Team member Ben Purkeypile says most of the Regulators have played team sports all their lives and the flag football league is a way to continue the experience. “When you get away from it, it’s almost like you’re lost,” he says. “You’re back down to ground level and haven’t been there for 20 years. You just miss it. You have to get back into it.”
The YMCA has offered flag football since fall 2007. The fall league, which runs from September to November, has 25 teams and the spring league, which runs from March to May, has had up to 18 teams. Some teams travel from as far away as Lawton or Stillwater. When possible, teams are split into skill levels. Players must be at least 18 years old and teams can have 8 to 16 players. “We set the maximum so that everybody gets a chance to play and nobody has to sit out a lot,” Berry says.
Games are held on Sunday afternoons, and there are seven games per season, plus a single-elimination playoff, and every team automatically makes the playoffs. “Playing in a win-or-go-home situation is a really fulfilling experience,” Purkeypile says.
Games are played outside with 20-minute halves. The field is broken into four, 20-yard sections, and teams have four plays to move one section. The field is 40 yards across.
Flags hang from “sonic boom” belts that make a popping noise when a flag has been pulled. Unsportsmanlike conduct like playing too rough, foul language and profane hand gestures are forbidden. “It is non-contact, but there’s still guys bumping into each other and we try to keep the physicality to a minimum,” Berry says.
“It’s good to get out there and compete and just have some fun with your friends,” Williams, a University of Central Oklahoma student, says.

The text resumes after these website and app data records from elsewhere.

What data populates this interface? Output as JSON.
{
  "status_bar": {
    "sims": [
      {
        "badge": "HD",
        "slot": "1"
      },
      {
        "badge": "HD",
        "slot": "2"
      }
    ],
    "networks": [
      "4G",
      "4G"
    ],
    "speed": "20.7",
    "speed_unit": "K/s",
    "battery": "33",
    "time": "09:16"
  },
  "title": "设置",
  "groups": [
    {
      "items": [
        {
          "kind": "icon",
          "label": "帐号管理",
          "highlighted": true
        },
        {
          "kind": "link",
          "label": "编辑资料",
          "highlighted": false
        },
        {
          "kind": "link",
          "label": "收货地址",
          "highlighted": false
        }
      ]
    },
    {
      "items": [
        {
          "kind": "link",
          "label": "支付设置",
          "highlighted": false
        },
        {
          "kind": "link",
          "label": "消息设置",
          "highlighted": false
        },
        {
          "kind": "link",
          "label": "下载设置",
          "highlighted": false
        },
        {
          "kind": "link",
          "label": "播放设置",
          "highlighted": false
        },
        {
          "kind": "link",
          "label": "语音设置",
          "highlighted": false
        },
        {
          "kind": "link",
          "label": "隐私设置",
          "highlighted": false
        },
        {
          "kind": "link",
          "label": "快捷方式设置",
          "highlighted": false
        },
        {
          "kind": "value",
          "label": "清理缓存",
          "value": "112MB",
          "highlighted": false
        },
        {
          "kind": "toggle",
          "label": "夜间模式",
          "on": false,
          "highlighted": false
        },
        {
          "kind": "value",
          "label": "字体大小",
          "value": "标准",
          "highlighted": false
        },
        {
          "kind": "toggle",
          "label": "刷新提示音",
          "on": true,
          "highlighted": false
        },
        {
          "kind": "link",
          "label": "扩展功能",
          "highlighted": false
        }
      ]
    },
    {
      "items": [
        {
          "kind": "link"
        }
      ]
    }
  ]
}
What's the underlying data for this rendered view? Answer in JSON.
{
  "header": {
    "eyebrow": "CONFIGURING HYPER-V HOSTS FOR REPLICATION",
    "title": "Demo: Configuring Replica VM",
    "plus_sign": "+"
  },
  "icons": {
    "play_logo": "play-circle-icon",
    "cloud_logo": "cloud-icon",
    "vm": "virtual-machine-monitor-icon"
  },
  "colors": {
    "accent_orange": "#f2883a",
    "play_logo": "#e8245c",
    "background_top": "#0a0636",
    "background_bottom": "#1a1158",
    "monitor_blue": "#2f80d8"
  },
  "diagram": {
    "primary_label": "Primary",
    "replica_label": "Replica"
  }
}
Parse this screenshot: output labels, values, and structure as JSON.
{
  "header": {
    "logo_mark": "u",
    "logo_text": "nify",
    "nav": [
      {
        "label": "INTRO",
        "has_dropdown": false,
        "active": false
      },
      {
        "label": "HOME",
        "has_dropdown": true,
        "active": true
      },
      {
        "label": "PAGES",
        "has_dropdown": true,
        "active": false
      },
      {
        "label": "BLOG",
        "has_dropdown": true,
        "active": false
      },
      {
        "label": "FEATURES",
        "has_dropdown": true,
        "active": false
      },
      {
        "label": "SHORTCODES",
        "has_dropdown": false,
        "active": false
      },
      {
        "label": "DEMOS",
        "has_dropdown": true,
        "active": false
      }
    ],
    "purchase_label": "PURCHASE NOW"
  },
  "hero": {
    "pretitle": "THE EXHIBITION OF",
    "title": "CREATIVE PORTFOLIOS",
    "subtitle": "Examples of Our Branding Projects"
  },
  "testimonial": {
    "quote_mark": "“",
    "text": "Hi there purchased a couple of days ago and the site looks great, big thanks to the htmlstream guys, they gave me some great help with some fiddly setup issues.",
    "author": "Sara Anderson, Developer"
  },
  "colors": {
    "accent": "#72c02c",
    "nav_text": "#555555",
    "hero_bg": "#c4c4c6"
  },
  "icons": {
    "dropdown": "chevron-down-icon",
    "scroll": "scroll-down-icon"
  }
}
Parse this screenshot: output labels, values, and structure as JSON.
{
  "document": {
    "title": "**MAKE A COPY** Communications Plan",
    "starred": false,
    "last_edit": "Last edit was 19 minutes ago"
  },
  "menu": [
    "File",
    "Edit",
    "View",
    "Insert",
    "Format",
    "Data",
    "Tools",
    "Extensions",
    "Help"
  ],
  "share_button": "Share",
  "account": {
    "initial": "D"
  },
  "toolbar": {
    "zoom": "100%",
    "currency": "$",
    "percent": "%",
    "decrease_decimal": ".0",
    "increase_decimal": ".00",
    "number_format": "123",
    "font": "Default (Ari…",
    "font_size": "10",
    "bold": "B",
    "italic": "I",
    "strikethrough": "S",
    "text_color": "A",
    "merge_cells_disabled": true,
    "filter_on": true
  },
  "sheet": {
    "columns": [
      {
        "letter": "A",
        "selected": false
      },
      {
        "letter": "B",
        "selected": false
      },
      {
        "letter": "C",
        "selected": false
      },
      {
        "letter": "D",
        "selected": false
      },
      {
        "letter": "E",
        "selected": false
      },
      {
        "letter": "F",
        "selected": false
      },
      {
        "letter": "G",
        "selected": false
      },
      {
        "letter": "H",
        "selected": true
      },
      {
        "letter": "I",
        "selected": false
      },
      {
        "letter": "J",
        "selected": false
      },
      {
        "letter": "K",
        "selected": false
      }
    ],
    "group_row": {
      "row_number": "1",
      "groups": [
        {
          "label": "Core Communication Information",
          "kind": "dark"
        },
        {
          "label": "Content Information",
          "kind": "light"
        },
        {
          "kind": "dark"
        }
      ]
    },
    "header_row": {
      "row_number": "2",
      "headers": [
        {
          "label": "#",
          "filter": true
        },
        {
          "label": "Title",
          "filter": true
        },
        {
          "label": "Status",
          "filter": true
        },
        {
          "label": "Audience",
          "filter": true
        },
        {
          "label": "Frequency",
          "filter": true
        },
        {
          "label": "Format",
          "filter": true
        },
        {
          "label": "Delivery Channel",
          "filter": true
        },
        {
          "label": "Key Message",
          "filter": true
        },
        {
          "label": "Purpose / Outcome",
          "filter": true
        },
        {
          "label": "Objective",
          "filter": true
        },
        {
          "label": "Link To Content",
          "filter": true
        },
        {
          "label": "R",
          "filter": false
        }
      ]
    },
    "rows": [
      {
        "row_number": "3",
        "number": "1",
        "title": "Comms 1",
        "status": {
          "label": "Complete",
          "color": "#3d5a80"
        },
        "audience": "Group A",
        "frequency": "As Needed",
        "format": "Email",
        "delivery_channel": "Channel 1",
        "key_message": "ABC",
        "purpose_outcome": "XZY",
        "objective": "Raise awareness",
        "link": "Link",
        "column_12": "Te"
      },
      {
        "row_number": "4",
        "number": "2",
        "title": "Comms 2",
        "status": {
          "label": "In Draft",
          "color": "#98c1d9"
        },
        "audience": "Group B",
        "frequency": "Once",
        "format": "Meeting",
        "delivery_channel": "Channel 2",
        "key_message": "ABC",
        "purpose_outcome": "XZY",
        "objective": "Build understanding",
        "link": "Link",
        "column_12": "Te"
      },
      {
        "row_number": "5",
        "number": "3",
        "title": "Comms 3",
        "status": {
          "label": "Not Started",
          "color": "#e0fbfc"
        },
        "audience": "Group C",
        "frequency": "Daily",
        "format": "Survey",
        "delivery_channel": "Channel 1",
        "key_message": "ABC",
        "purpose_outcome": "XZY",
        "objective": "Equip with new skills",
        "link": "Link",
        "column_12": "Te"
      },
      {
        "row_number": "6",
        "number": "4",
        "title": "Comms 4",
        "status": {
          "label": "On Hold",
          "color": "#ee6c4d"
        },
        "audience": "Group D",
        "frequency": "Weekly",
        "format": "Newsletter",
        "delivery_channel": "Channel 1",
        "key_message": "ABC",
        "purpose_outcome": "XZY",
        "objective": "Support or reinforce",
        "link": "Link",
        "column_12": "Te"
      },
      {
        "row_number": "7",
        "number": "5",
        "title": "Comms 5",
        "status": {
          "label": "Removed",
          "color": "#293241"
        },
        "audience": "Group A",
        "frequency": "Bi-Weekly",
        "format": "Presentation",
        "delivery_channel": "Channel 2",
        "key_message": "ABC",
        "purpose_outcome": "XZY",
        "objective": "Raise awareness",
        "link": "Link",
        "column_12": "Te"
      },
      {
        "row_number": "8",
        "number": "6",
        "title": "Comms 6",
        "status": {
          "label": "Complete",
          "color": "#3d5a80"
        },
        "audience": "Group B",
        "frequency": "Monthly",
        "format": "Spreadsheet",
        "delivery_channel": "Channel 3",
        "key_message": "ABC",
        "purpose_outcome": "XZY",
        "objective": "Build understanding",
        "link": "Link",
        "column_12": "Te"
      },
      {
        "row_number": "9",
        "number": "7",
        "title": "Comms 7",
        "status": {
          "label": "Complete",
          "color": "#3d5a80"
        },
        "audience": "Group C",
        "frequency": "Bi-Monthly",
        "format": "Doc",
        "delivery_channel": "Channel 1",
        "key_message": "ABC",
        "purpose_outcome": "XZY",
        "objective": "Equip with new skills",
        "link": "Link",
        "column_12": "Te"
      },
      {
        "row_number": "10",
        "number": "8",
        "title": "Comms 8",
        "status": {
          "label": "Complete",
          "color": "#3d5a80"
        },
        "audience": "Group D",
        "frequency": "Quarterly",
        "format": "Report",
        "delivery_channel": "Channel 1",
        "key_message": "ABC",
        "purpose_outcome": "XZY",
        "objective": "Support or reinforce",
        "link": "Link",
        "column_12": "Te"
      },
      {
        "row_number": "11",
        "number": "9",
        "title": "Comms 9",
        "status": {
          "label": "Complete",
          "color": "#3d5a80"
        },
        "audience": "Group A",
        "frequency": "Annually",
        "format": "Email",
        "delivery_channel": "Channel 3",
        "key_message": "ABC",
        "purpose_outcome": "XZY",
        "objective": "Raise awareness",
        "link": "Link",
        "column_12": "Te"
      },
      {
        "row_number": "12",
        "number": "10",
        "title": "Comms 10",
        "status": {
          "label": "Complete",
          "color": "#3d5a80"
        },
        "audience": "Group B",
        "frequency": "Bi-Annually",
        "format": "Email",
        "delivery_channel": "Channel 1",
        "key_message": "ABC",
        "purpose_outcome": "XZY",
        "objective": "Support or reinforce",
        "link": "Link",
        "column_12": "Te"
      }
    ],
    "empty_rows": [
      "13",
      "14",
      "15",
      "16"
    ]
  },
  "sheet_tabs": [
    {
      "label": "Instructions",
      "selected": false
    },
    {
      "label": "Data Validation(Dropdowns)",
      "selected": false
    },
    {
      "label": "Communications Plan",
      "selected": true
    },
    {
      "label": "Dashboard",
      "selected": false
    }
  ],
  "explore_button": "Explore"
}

“It gets people active again,” Berry says. “It gives them something to do other than go home on a Sunday and sit around.” He says game times don’t conflict with morning church services and the games are done in time for evening church or family activities.
Practice isn’t a huge time commitment. The Regulators usually practice about four or five times a season. “One year, we didn’t even have practice,” Williams explains. “If we can get everybody out there, we will. If we can’t, it’s no big deal.”
“It’s all about just getting out there and having fun and being active,” Berry says.
Those interested can register at the Edmond YMCA or at www.ymcaokc.org. The next league will start in September. The YMCA also offers adult volleyball and will offer adult soccer again if interest warrants it. A women’s flag football league existed in the past and the YMCA will offer it again if there’s enough interest. There must be at least four women’s teams for the league to be reinstated.
For flag football, team fees are $350, or an individual feel of $35 for YMCA members and $55 for nonmembers. Financial assistance is available and additional costs are minimum. “Really, all you need is cleats,” Purkeypile says. “Everyone should already have gym shorts and a T-shirt. I didn’t have to purchase anything.”
“Prior experience definitely isn’t needed.” Williams says. “It’s always fun to get out there with friends and throw the football around.” Whether it’s friendly competition or an effort to achieve a new personal best, flag football at the YMCA gives those who put away their cleats too early a chance to again experience the camaraderie and athletic challenge of team sports.